Facebook apologized for mistakenly blocking the founder of a pro-gay-marriage page. What triggered the ban? A picture of a mixed-race same-sex couple, which a Facebook user flagged as offensive.

Murray Lipp, the owner of Gay Marriage USA, was notified by Facebook the picture received several complaints and that he would be banned from posting to the page's 300,000 followers for a week. 

Facebook administrators said Lipp was in violation of the site's "policies and community standards." The ban lasted a day after Lipp alerted Facebook he was being trolled by homophobic critics.

The targeted photo was of a Chicago bishop and his black husband. After commenters wrote several homophobic comments, calling gays "disgusting and completely vile," it was taken down. 

Another commenter asked, "Someone please explain to me how it is acceptable when man and man/woman or woman cannot conceive children? It is our purpose in life to conceive children." Other commenters quoted Bible passages and threatened to get the page permanently shuttered.

Lipp told the Guardian that he's been unfairly reprimanded by Facebook several times over the past few years from homophobic users and he's getting fed up with the service. 

"Not once has Facebook ever contacted me to give me an opportunity to respond—it simply blocks me each time and each time the block is for a longer period of time. It's totally unjust that I should be punished for someone else's homophobia," said Lipp.

Facebook told the U.K.-based newspaper that the page was removed "in error" and the picture did not violate its terms.

"Normally these comments are reviewed separately and removed where appropriate. In this instance the photograph itself was mistakenly taken down, despite there being nothing in the picture that breaks our rules," the spokesman said. It receives thousands of complaints a day and sometimes mistakes are made, they added.

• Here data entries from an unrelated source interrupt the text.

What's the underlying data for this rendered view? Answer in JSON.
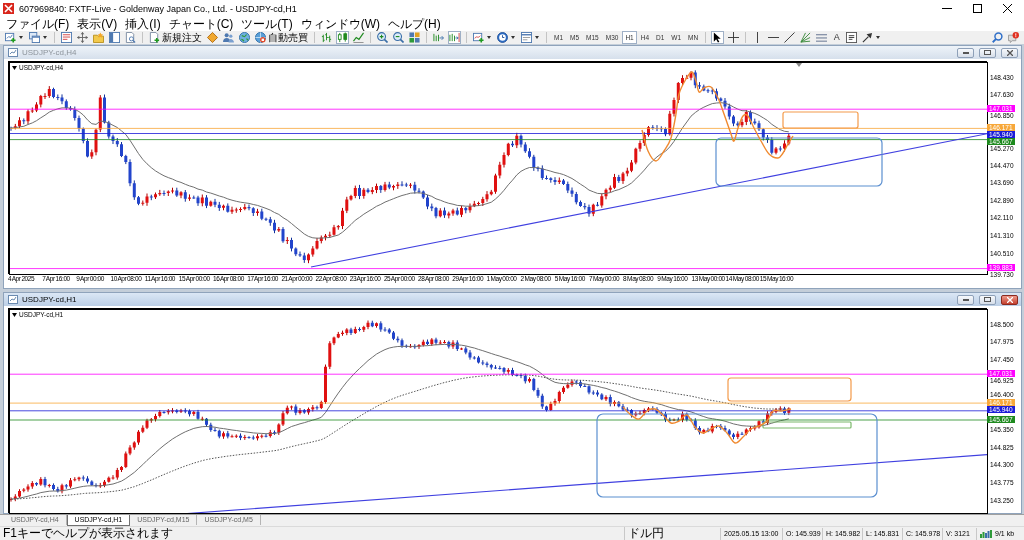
{
  "window": {
    "title": "607969840: FXTF-Live - Goldenway Japan Co., Ltd. - USDJPY-cd,H1"
  },
  "menu": [
    "ファイル(F)",
    "表示(V)",
    "挿入(I)",
    "チャート(C)",
    "ツール(T)",
    "ウィンドウ(W)",
    "ヘルプ(H)"
  ],
  "toolbar": {
    "new_order": "新規注文",
    "auto_trading": "自動売買",
    "chart_types": [
      {
        "kind": "bar",
        "selected": false
      },
      {
        "kind": "candle",
        "selected": true
      },
      {
        "kind": "line",
        "selected": false
      }
    ],
    "scroll": [
      {
        "kind": "shift",
        "on": false
      },
      {
        "kind": "autoscroll",
        "on": true
      }
    ],
    "timeframes": [
      {
        "label": "M1",
        "selected": false
      },
      {
        "label": "M5",
        "selected": false
      },
      {
        "label": "M15",
        "selected": false
      },
      {
        "label": "M30",
        "selected": false
      },
      {
        "label": "H1",
        "selected": true
      },
      {
        "label": "H4",
        "selected": false
      },
      {
        "label": "D1",
        "selected": false
      },
      {
        "label": "W1",
        "selected": false
      },
      {
        "label": "MN",
        "selected": false
      }
    ],
    "tools": [
      {
        "kind": "cursor",
        "selected": true
      },
      {
        "kind": "crosshair",
        "selected": false
      },
      {
        "kind": "vline",
        "selected": false
      },
      {
        "kind": "hline",
        "selected": false
      },
      {
        "kind": "trendline",
        "selected": false
      },
      {
        "kind": "fan",
        "selected": false
      },
      {
        "kind": "channel",
        "selected": false
      },
      {
        "kind": "text",
        "label": "A",
        "selected": false
      },
      {
        "kind": "label",
        "selected": false
      },
      {
        "kind": "arrows",
        "selected": false
      }
    ]
  },
  "charts": [
    {
      "title": "USDJPY-cd,H4",
      "active": false,
      "label": "USDJPY-cd,H4",
      "price_ticks": [
        "148.430",
        "147.630",
        "146.850",
        "145.270",
        "144.470",
        "143.690",
        "142.890",
        "142.110",
        "141.310",
        "140.510",
        "139.730"
      ],
      "price_tags": [
        {
          "text": "147.031",
          "color": "#ff00ff"
        },
        {
          "text": "146.171",
          "color": "#f7a83a"
        },
        {
          "text": "145.940",
          "color": "#1c1cd8"
        },
        {
          "text": "145.667",
          "color": "#1e8a1e"
        },
        {
          "text": "139.883",
          "color": "#ff00ff"
        }
      ],
      "time_ticks": [
        "4 Apr 2025",
        "7 Apr 16:00",
        "9 Apr 00:00",
        "10 Apr 08:00",
        "11 Apr 16:00",
        "15 Apr 00:00",
        "16 Apr 08:00",
        "17 Apr 16:00",
        "21 Apr 00:00",
        "22 Apr 08:00",
        "23 Apr 16:00",
        "25 Apr 00:00",
        "28 Apr 08:00",
        "29 Apr 16:00",
        "1 May 00:00",
        "2 May 08:00",
        "5 May 16:00",
        "7 May 00:00",
        "8 May 08:00",
        "9 May 16:00",
        "13 May 00:00",
        "14 May 08:00",
        "15 May 16:00"
      ]
    },
    {
      "title": "USDJPY-cd,H1",
      "active": true,
      "label": "USDJPY-cd,H1",
      "price_ticks": [
        "148.500",
        "147.975",
        "147.450",
        "146.925",
        "146.400",
        "145.350",
        "144.825",
        "144.300",
        "143.775",
        "143.250"
      ],
      "price_tags": [
        {
          "text": "147.031",
          "color": "#ff00ff"
        },
        {
          "text": "146.171",
          "color": "#f7a83a"
        },
        {
          "text": "145.940",
          "color": "#1c1cd8"
        },
        {
          "text": "145.667",
          "color": "#1e8a1e"
        }
      ]
    }
  ],
  "tabs": [
    {
      "label": "USDJPY-cd,H4",
      "selected": false
    },
    {
      "label": "USDJPY-cd,H1",
      "selected": true
    },
    {
      "label": "USDJPY-cd,M15",
      "selected": false
    },
    {
      "label": "USDJPY-cd,M5",
      "selected": false
    }
  ],
  "status_bar": {
    "help": "F1キーでヘルプが表示されます",
    "profile": "ドル円",
    "time": "2025.05.15 13:00",
    "open": "O: 145.939",
    "high": "H: 145.982",
    "low": "L: 145.831",
    "close": "C: 145.978",
    "volume": "V: 3121",
    "traffic": "9/1 kb"
  }
}
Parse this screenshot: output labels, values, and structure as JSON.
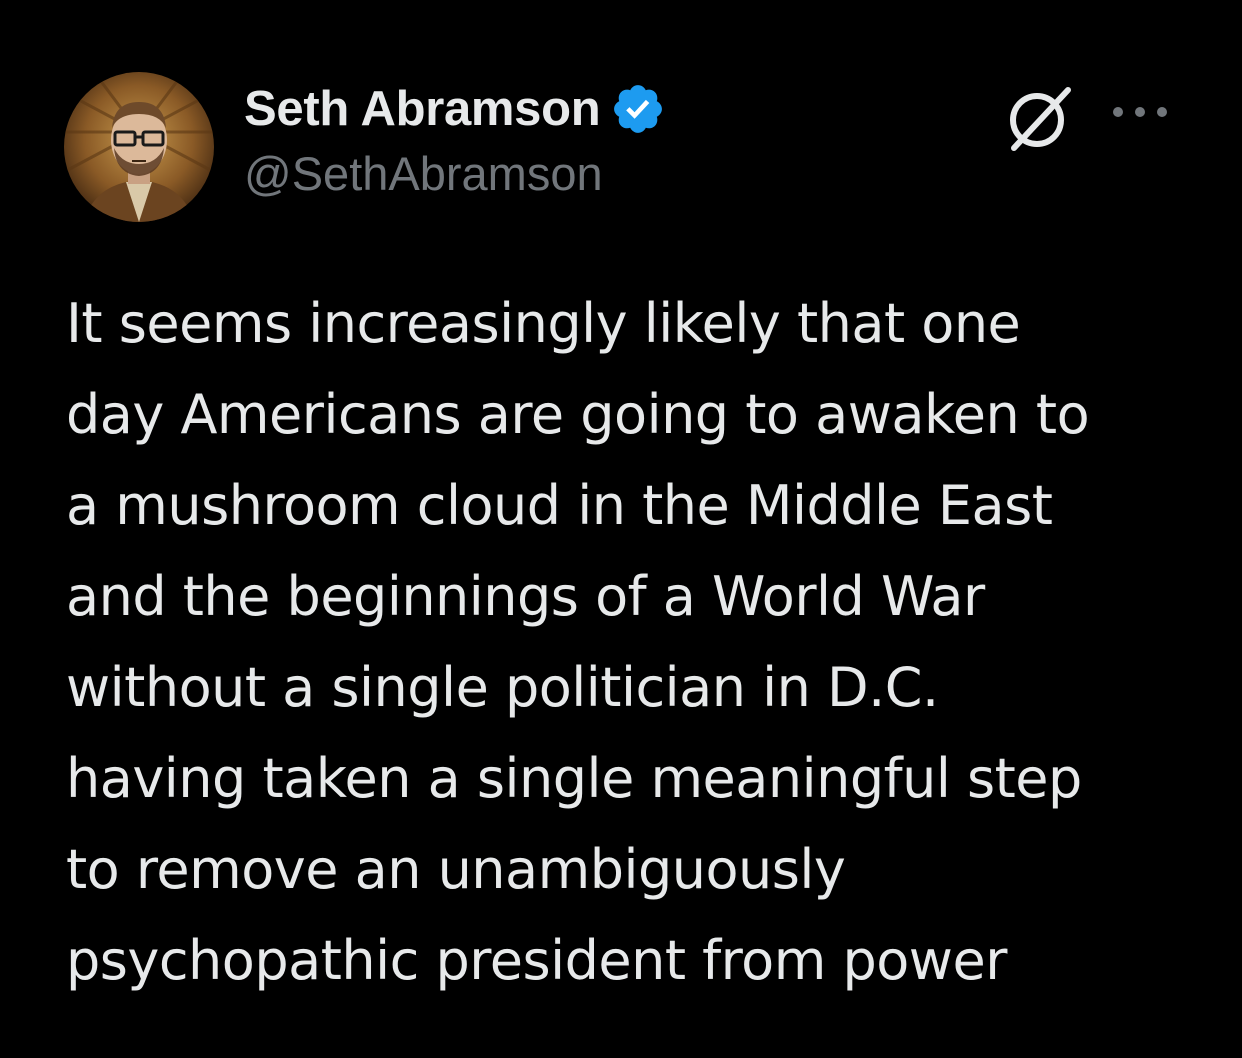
{
  "author": {
    "display_name": "Seth Abramson",
    "handle": "@SethAbramson",
    "verified": true,
    "verified_color": "#1d9bf0",
    "avatar_icon": "user-avatar"
  },
  "actions": {
    "grok_icon": "grok-icon",
    "more_icon": "more-options-icon"
  },
  "tweet": {
    "lines": [
      "It seems increasingly likely that one",
      "day Americans are going to awaken to",
      "a mushroom cloud in the Middle East",
      "and the beginnings of a World War",
      "without a single politician in D.C.",
      "having taken a single meaningful step",
      "to remove an unambiguously",
      "psychopathic president from power"
    ]
  },
  "colors": {
    "background": "#000000",
    "primary_text": "#e7e9ea",
    "secondary_text": "#71767b",
    "accent": "#1d9bf0"
  }
}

In an interview with the Daily Dot in November, Lipp said he tries to provide a safe haven for allies and gay people and said GMUSA's purpose was to encourage enthusiasm about same-sex marriage.

Photo via Murray Lipp